Task description :: Please work out how many lines below contain the word "Cancel", and reply with only that number.

Task material ::
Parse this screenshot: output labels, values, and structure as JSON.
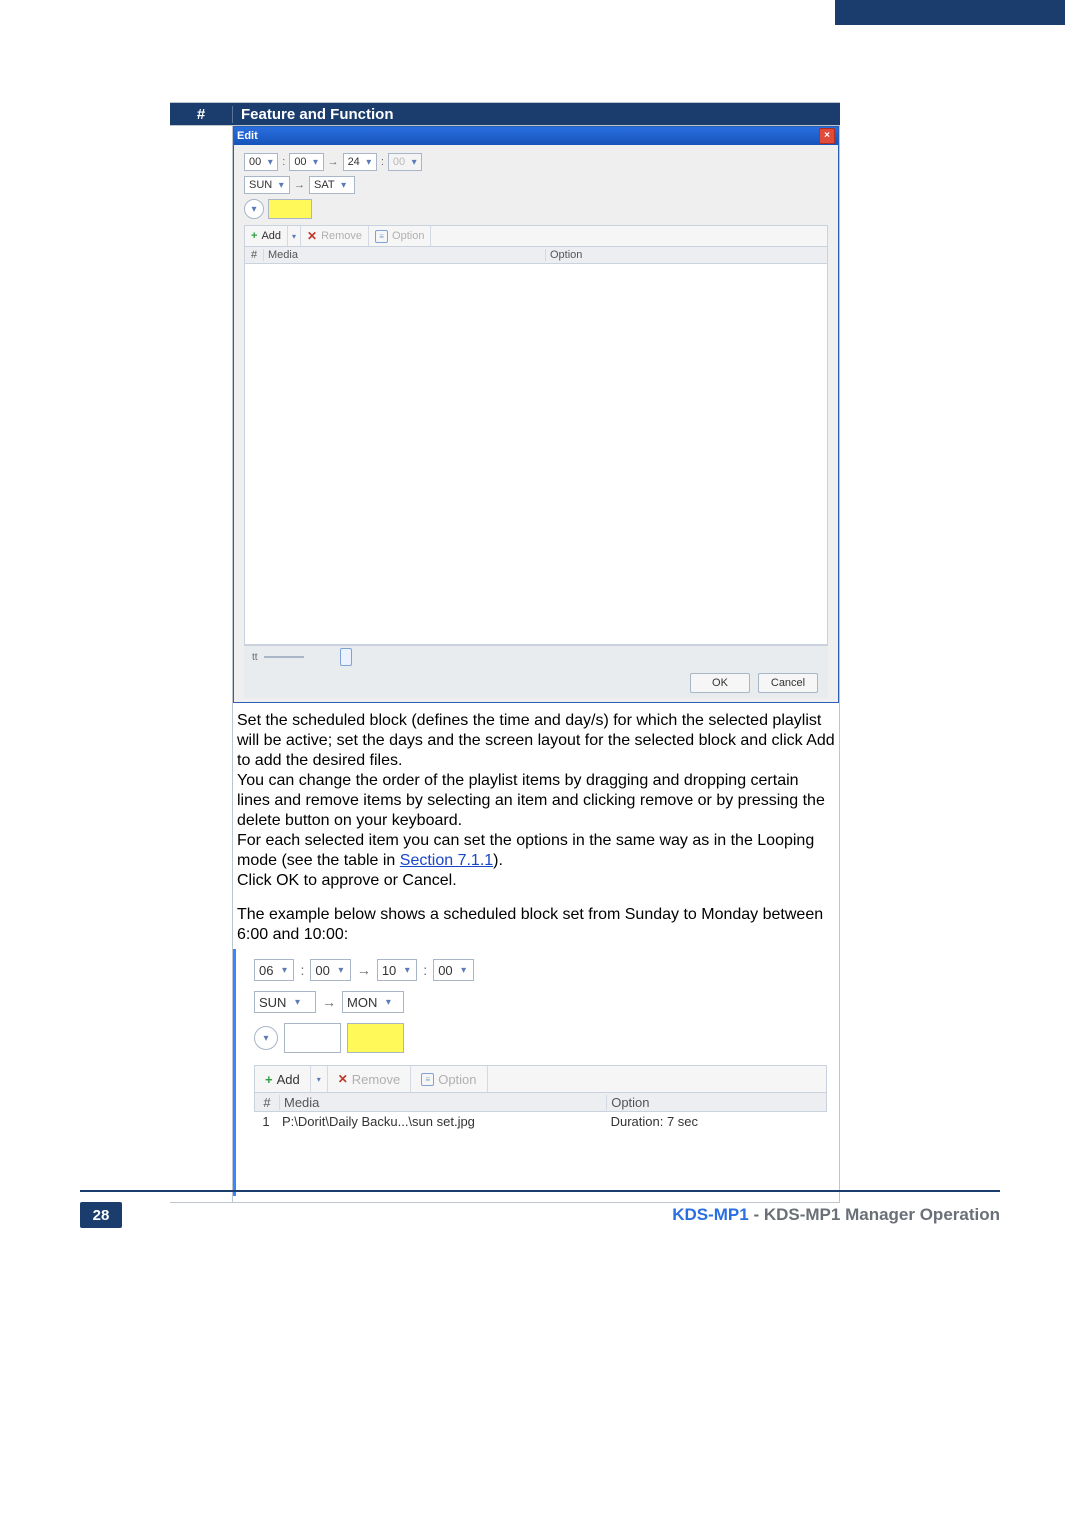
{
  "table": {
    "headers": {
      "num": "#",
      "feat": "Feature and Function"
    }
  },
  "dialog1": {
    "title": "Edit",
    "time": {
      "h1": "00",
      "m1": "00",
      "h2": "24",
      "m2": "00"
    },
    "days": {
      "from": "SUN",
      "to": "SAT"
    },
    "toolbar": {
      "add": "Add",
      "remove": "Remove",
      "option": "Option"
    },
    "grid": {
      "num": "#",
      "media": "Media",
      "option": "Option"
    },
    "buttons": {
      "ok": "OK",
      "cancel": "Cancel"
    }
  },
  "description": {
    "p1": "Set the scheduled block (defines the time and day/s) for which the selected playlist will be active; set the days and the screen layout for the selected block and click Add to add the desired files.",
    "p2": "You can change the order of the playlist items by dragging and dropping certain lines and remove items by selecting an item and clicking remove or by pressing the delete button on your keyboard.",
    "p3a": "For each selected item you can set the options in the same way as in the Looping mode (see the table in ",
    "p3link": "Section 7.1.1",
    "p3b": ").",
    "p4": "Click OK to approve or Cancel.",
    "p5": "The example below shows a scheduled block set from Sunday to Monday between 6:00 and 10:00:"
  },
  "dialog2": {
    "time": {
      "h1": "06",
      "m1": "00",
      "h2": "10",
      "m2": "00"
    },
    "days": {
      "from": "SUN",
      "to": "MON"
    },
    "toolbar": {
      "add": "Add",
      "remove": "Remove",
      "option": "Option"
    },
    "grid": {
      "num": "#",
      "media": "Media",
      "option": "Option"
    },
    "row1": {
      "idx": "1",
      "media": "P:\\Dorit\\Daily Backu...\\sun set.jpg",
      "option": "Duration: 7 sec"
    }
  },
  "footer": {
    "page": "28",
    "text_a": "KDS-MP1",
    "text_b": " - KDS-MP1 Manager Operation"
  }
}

Answer box :: 2